Michael Oellerich, a professor at the Georg-August-University in Goettingen, Germany, is a founding member of IATDMCT and has been Editor-in-Chief of the journal “Therapeutic Drug Monitoring” since 2003. He was Chairman of the 4th International Congress of Therapeutic Drug Monitoring and Clinical Toxicology which was successfully held in Vienna in 1995, and subsequently President of IATDMCT from 1997 to 1999. He received the IATDMCT Award in Recognition of Exceptional Contributions to the Implementation of the Goals of the Society in Cairns in 1999, and the IATDMCT Charles Pippenger Award for Outstanding Contributions to Therapeutic Drug Monitoring in Washington, D.C. in 2001.

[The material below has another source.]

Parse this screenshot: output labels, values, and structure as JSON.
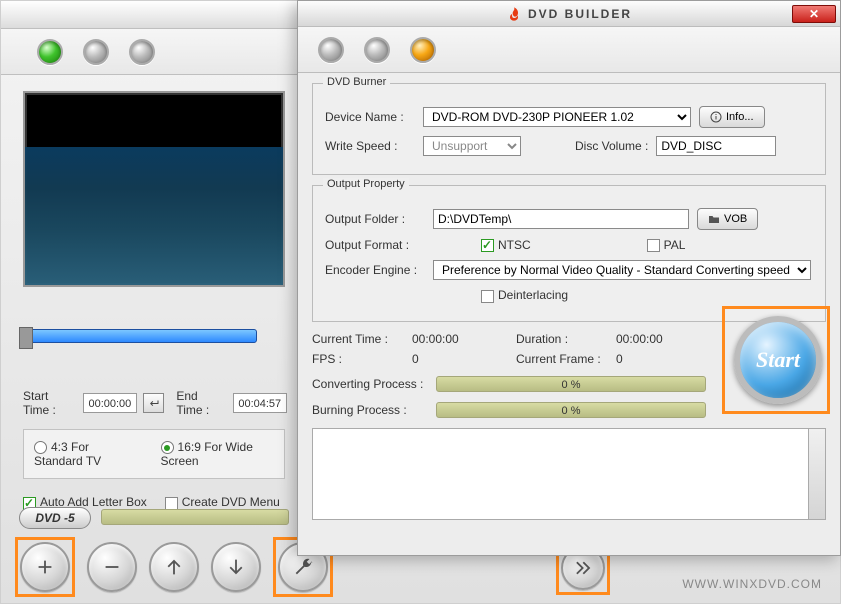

During the past 15 years, he has handled more than 2,000 manuscripts submitted to Therapeutic Drug Monitoring from all over the world except for the Americas. The manuscript processing was supported by the current Associate Editor Philip Patsalos, the efficient Editorial Manager Hannah Hempstead and the excellent editorial board. The rejection rate was approximately 49%. The Impact Factor during his editorship fluctuated between 1.9 and 3.1 with a current positive trend. He established the electronic submission platform and a plagiarism screen. His multiple fellowships (FACB, FAMM, FFPath (RCPI), FRCPath) have been a good opportunity for international liaisons. Michael Oellerich has published more than 460 articles, 64 of which appeared in our journal Therapeutic Drug Monitoring. His main research interest is in immunosuppressive drug monitoring, advanced personalized diagnostics using tandem mass spectrometry, and new genomic technologies like next-generation sequencing and droplet digital PCR. More recently, he was involved in the development of new molecular biomarkers based on circulating cell-free DNA in transplantation and cancer. Publications of further research in personalized and precision medicine related to therapeutic drug monitoring will be an excellent opportunity for our journal to grow.

The content of the IATDMCT Blog does not necessarily have the endorsement of the Association.